MOSCOW, Feb 28 (Reuters) - Russia's second-biggest steelmaker Evraz reported on Thursday its strongest full-year core earnings in a decade, due to higher prices of steel and vanadium, and a weaker rouble.
Evraz, co-owned by Chelsea soccer club owner Roman Abramovich, reported earnings before interest, taxation, depreciation and amortisation (EBITDA) of $3.8 billion in 2018, up 44 percent year on year.
"The group generated (core earnings at their) highest level since 2008, which made it possible to pay dividends of $1.6 billion," Chief executive Alexander Frolov said in a statement.
The company declared an interim dividend of $0.40 per share on Thursday.
Its 2018 net profit jumped to $2.5 billion from $759 million in 2017, while revenue rose 18.6 percent to $12.8 billion, the company said, adding its 2019 capital expenditure was expected to be $800 million, up from $527 million in 2018.
In October, Evraz said it was considering four new investment projects that would raise annual capital expenditure to between $830-990 million.
The projects, a final decision on which will be made in the next two years, could include an investment of almost half a billion dollars in a new rail mill in the United States, Evraz has said, as U.S. tariffs on steel imports boost the company's U.S. rail business while piling on costs elsewhere.

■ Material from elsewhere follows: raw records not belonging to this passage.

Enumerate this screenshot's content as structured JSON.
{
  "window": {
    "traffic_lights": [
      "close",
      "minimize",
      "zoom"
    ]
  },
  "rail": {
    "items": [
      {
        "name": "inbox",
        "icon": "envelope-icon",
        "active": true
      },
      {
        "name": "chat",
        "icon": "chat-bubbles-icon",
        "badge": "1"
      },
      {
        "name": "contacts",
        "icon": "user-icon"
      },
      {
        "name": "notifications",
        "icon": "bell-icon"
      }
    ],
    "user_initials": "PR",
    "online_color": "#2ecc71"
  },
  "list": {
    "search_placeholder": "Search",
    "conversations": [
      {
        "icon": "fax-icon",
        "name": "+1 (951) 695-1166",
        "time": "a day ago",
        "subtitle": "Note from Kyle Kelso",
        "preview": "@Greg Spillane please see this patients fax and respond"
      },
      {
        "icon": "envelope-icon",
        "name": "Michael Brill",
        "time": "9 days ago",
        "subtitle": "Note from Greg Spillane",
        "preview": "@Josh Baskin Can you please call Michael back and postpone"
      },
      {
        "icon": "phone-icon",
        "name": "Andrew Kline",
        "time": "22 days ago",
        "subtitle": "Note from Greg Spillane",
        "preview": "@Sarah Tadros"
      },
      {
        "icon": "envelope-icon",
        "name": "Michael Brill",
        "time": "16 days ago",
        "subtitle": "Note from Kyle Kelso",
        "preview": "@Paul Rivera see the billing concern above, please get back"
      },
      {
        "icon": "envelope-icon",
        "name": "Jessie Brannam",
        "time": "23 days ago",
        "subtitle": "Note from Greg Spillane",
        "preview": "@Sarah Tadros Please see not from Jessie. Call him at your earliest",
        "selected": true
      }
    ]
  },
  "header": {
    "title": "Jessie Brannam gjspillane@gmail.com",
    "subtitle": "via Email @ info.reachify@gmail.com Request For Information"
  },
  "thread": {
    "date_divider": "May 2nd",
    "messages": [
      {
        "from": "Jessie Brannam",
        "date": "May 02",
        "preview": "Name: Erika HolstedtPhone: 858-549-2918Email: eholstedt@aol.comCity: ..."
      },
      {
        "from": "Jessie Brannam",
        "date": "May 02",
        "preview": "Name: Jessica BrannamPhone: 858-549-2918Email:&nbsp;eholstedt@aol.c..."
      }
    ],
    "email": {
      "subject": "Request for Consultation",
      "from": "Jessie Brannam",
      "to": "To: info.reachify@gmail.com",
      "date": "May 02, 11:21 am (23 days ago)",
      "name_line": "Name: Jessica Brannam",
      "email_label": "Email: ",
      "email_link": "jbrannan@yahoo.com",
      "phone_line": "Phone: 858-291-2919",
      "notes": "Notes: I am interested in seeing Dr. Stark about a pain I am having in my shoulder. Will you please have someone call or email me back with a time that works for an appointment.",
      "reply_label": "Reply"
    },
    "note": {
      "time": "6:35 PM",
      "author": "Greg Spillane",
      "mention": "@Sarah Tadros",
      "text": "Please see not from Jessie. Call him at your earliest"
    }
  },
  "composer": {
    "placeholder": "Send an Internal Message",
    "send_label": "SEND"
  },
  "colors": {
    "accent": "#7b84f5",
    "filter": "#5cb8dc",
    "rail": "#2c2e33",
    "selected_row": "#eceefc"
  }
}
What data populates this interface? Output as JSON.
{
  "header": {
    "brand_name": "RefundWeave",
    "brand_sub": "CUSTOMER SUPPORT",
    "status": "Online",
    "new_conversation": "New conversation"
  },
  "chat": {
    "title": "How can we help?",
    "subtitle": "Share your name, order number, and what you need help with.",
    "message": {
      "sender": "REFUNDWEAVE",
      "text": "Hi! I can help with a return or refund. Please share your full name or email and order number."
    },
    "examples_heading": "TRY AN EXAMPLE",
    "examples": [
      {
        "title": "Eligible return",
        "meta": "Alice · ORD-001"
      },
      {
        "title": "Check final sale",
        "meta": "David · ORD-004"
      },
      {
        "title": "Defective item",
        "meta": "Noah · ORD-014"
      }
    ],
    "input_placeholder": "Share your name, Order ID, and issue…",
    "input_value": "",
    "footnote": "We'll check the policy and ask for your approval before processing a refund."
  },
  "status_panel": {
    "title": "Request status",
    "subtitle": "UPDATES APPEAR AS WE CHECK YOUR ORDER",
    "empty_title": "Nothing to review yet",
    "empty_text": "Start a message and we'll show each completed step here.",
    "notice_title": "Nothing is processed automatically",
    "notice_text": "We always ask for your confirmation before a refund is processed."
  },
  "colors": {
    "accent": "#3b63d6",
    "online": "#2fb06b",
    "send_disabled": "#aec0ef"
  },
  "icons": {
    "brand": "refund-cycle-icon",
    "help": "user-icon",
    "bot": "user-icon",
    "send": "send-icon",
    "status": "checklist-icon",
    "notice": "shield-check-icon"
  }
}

Core earnings in the company's North America Steel business fell 76 percent. This was due to the effect of tariffs and duties in the region, introduced last year, affecting its sales of pipes from its Canadian plant into the United States. (Reporting by Polina Ivanova; Editing by Mark Potter)